Dean’s planned appearance in the Vietnam War movie “Finding Jack,” and the possibility of future parts, comes as digital de-aging and duplication of real actors has tipped from cinematic trick into common practice. And it's giving new life to old arguments about the immortality and dignity of the dead.
“Our intentions are to create the virtual being of James Dean. That's not only for one movie, but going to be used for many movies and also gaming and virtual reality,” said Travis Cloyd, CEO of Worldwide XR, who is leading the design on the Dean project. “Our focus is on building the ultimate James Dean so he can live across any medium."
Legally, they have every right to do it, via the full agreement of the Dean estate and his surviving relatives.
“Our clients want to protect these valuable intellectual property rights and the memories that they have of their loved ones,” said Mark Roesler, CEO of CMG Worldwide, the legal and licensing company that has long owned the title to Dean's likeness. “We have to trust them. ... They want to see that their loved one's image and memory continues to live on."
Dean is an obvious candidate for revival with his embodiment-of-Hollywood image and the brevity of his life and career — he died at 24 and made just three films: “East of Eden,” “Rebel Without a Cause” and “Giant.”
Roesler and Cloyd have not obtained the rights from Warner Bros. to use footage from those films, but they have a large trove of photos and Dean’s dozens of TV roles.
“There are thousands of images that we do have to work with,” Cloyd said. “What we typically do is we take all those images and videos and we run them through machine learning to create that asset.”
That will be added to the work of a stand-in actor using motion-capture technology as commonly done now with CGI characters, along with the overdubbed voice of another actor.
The announcement of the role last year caused a quick backlash, with responses like that of "Captain America" star Chris Evans on Twitter: “Maybe we can get a computer to paint us a new Picasso. Or write a couple new John Lennon tunes. The complete lack of understanding here is shameful.”
"I think there's definitely something cynical and what feels like a little bit distasteful about bringing especially long-dead actors back to life," said Terri White, editor-in-chief of film magazine "Empire.” “The reaction to the likes of the James Dean news has actually shown that I think most people don't really want that.”

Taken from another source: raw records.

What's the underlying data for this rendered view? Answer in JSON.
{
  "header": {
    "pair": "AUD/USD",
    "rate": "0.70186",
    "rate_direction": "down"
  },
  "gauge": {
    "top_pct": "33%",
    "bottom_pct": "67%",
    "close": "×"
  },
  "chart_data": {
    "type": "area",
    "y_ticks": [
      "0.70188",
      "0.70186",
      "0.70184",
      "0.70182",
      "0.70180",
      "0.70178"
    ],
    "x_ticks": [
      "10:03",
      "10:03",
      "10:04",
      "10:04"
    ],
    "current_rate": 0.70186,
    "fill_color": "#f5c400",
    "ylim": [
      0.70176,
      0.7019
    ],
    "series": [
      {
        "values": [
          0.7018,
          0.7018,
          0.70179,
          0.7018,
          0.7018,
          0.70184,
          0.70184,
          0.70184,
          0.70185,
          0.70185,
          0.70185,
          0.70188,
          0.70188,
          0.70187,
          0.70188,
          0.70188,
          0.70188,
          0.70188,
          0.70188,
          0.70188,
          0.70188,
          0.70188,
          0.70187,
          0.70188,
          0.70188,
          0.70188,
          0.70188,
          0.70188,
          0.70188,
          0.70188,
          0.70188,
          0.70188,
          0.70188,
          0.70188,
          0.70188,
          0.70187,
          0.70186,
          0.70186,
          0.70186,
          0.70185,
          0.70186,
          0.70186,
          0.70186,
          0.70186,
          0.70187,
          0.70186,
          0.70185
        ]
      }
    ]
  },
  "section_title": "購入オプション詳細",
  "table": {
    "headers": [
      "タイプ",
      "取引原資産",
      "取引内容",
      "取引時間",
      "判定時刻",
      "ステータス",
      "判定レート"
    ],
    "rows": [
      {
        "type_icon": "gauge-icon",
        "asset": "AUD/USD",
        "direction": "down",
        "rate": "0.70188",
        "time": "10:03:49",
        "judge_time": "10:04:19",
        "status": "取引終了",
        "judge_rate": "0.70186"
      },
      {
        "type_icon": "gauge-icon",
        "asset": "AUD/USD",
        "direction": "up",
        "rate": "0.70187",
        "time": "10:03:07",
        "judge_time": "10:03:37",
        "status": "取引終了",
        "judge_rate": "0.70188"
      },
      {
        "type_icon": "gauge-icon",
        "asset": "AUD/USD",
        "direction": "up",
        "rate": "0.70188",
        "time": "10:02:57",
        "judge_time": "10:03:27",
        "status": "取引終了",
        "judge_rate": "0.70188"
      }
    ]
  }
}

For the people behind the Dean project, the negative reaction is as inevitable as they believe the eventual acceptance will be. Cloyd foresees a Hollywood where even living actors have a “digital twin” that helps in their work.
“This is disruptive technology,” Cloyd said. “Some people hear it for the first time and they get shaken by it. But this is where the market is going.”
The revival of the dead, often done clumsily, has been happening for much of Hollywood's existence.
Footage of Bela Lugosi, combined with a double holding a cape over his face, was used in 1959’s “Plan 9 From Outer Space,” released after the horror star's death. Bruce Lee’s film “Game of Death,” left unfinished before his 1973 death, was completed using doubles and voice overdubs and released five years later. “The Fast and the Furious” star Paul Walker died in 2013 before shooting was done on “Furious 7.” His two younger brothers and others acted as stand-ins so his scenes could be finished.
Even Lennon, and many other dead historical figures, were digitally revived in 1994 in “Forrest Gump.”
But the technology of recreation and resurrection has taken a major leap forward in quality and prestige, with the extensive de-aging and re-aging used in Martin Scorsese’s “The Irishman”; a young Will Smith digitally returning to play opposite the current version in last summer's “Gemini Man"; and Carrie Fisher, whose younger self briefly returned digitally in 2016's “Star Wars: Rogue One” and appeared again after her death, in “Star Wars: The Rise of Skywalker.”
These instances have elicited scattered skepticism — both of the quality of the technology and the propriety of the revivals — but audiences have largely accepted them.
Guy Williams, visual effects supervisor at filmmaker Peter Jackson's Weta Digital, said the possibilities do offer a moral dilemma.
“The question isn't so much if you use somebody’s likeness to bring them back or to create a digital version of them, it's what you do with it and the respect that you show to it,” Williams said. "So that, to me, is the more important question.”
Pablo Helman, the visual effects supervisor behind the de-aging of Robert De Niro and others in “The Irishman,” said he considers that moral dilemma in his work.
“The main question that you need to ask yourself is why do it?" Helman said. "You know, just because you can do it doesn't mean you should, you know? That would be one thing that I'm always questioning: Is it in service of the story?”
Ethical considerations are likely to give way to market forces if viewers decide they find digital versions of dead actors plausible, and palatable.
“I think the moral question is going to be decided by the audiences and society, whether they want to see that,” said Bill Westenhofer, visual effects supervisor on “Gemini Man.”
Dean will be playing a supporting role in “Finding Jack,” which is now in pre-production. The limited screen time is, at this point, as far as those recreating him want to go. But they hope the digital avatar can eventually carry a movie, possibly even playing James Dean himself at different ages.
“At some point there's going to be the James Dean biopic,” Cloyd said. “I think the technology is not necessarily there today to take the risk."